How to best protect your 'accidental millionaire' clients

Why tax time is the ideal moment to ensure financial plans are up-to-date

How to best protect your 'accidental millionaire' clients

If you have clients who have had a financial windfall, tax preparation time is a great time to talk about what that means for their financial picture – and what adjustments might be required.

“You have to have a full conversation, so everybody knows what’s going on and what the money is good for,” Janine Guenther, President of the Vancouver-based Dixon Mitchell Investment Counsel, told Wealth Professional. “Once you know the money’s purpose, then you can make a plan for it.”

Even then, though, she cautioned that the conversation should look at both sides of the balance sheet – not just the increased income, but the client’s expenses.

“We have a lot of accidental millionaires in Canada because they’ve sold the property that they’ve lived in for the last 25 years and are moving to a smaller residence or a loved one has passed away,” she said, noting that some clients are also making money from selling businesses.

“So, you really have to look at their personal circumstances and figure out if it makes sense to pay off some of the debt, like a mortgage, and then ensure that all of their RRSPs and Tax-free Savings Accounts are topped up, and the money in a non-registered portfolio is set up so that it’s most tax advantageous to them,” she said.

Guenther said it’s important to have a good balance between dividend income and capital gains, particularly now that we’re in the highest inflation environment in 40 years. More money should be allocated to equities for some inflation protection rather than putting it in fixed income or bonds, which provide less interest and could create a capital loss in that part of their portfolios.

“It really does make sense to figure out if your clients need income from this portfolio or they just need it to grow,” she said. “That will help you to develop an asset allocation that either is giving your clients tax advantaged income like dividends, or they need to be more skewed toward capital gains.”

Guenther advised advisors to ensure that clients who are reaching the end of their lives should be “as close to zero as possible when they die” to minimize taxes in the year they die, since it’s assumed then that they’ve disposed of all of their property, triggering be a large capital gains tax.

“If you think they’re going to make it to 100, well, over those last five years of their lives, they should be selling their portfolios and gifting that money to whomever they’re planning to give it to anyway, so your clients can make an impact for them while they’re alive and also keep their taxes down to a dull roar in the year they die,” she said.

Guenther said the federal government is also looking for ways to increase its revenue. Its most recent budget stated that property, such as a principal residence, held for less than 12 months will be taxed as business income. It’s also asked the banks and financial institutions to disclose what’s in RRSPs and RRIFs, and what they’re worth at the end of the year. It may also look at the tax structure for intergenerational wealthy transfer, so it earns more from that.

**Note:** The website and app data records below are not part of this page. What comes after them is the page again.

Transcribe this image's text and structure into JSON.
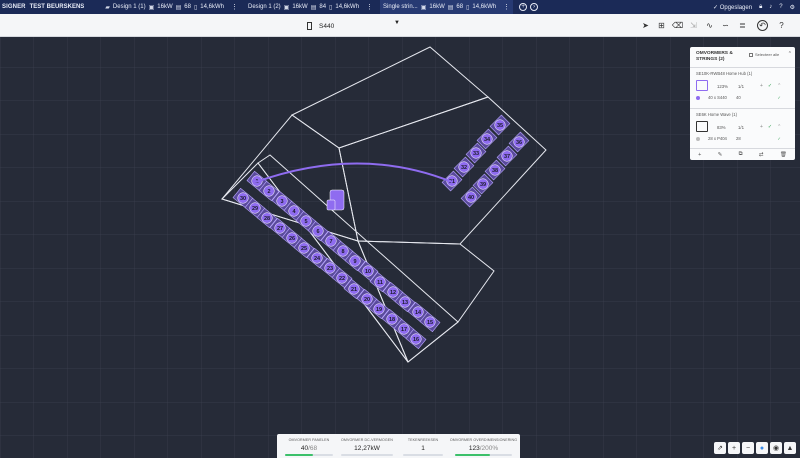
{
  "topbar": {
    "brand": "SIGNER",
    "project": "TEST BEURSKENS",
    "tabs": [
      {
        "name": "Design 1 (1)",
        "power": "16kW",
        "panels": "68",
        "battery": "14,6kWh"
      },
      {
        "name": "Design 1 (2)",
        "power": "16kW",
        "panels": "84",
        "battery": "14,6kWh"
      },
      {
        "name": "Single strin...",
        "power": "16kW",
        "panels": "68",
        "battery": "14,6kWh"
      }
    ],
    "saved_label": "Opgeslagen",
    "icons": [
      "add-tab-icon",
      "next-tab-icon",
      "bell-icon",
      "lock-icon",
      "help-icon",
      "settings-icon"
    ]
  },
  "toolbar": {
    "panel_model": "S440",
    "tools": [
      "select-pointer-icon",
      "add-panel-icon",
      "erase-icon",
      "align-icon",
      "stringing-icon",
      "auto-string-icon",
      "rows-icon",
      "undo-icon"
    ]
  },
  "sidepanel": {
    "title_line1": "OMVORMERS &",
    "title_line2": "STRINGS (2)",
    "select_all": "Selecteer alle",
    "inverters": [
      {
        "name": "SE10K-RWB48 Home Hub (1)",
        "ratio": "123%",
        "count": "1/1",
        "string_modules": "40 x S440",
        "string_count": "40",
        "dot_color": "#8f6cf0",
        "active": true
      },
      {
        "name": "SE6K Home Wave (1)",
        "ratio": "83%",
        "count": "1/1",
        "string_modules": "28 x P404",
        "string_count": "28",
        "dot_color": "#bbbbbb",
        "active": false
      }
    ],
    "footer_icons": [
      "add-icon",
      "edit-icon",
      "duplicate-icon",
      "swap-icon",
      "delete-icon"
    ]
  },
  "stats": [
    {
      "label": "OMVORMER PANELEN",
      "value": "40",
      "suffix": "/68",
      "progress": 0.59
    },
    {
      "label": "OMVORMER DC-VERMOGEN",
      "value": "12,27kW",
      "suffix": "",
      "progress": null
    },
    {
      "label": "TEKENREEKSEN",
      "value": "1",
      "suffix": "",
      "progress": null
    },
    {
      "label": "OMVORMER OVERDIMENSIONERING",
      "value": "123",
      "suffix": "/200%",
      "progress": 0.62
    }
  ],
  "map_controls": [
    "share-icon",
    "zoom-in-icon",
    "zoom-out-icon",
    "satellite-icon",
    "layers-icon",
    "compass-icon"
  ],
  "roof": {
    "panel_numbers_left": [
      30,
      29,
      28,
      27,
      26,
      25,
      24,
      23,
      22,
      21,
      20,
      19,
      18,
      17,
      16,
      1,
      2,
      3,
      4,
      5,
      6,
      7,
      8,
      9,
      10,
      11,
      12,
      13,
      14,
      15
    ],
    "panel_numbers_right": [
      35,
      34,
      33,
      32,
      31,
      36,
      37,
      38,
      39,
      40
    ],
    "string_color": "#8f6cf0"
  }
}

Guenther suggested that advisors not only need to keep up with all these changes, but bring together the client’s powerhouse to address them. She encouraged them to work with a client’s accountant, lawyer, and insurer, and take time to figure out the client’s best financial plan.

“There’s nothing wrong with them taking some extra time to really think about what they want this money to do for them. Do they need it for extra income? Do they want it to set their kids up for the future?” she asked. “It might mean a slower rollout of what they’re going to do, but it might end up being a lot smoother than rushing.”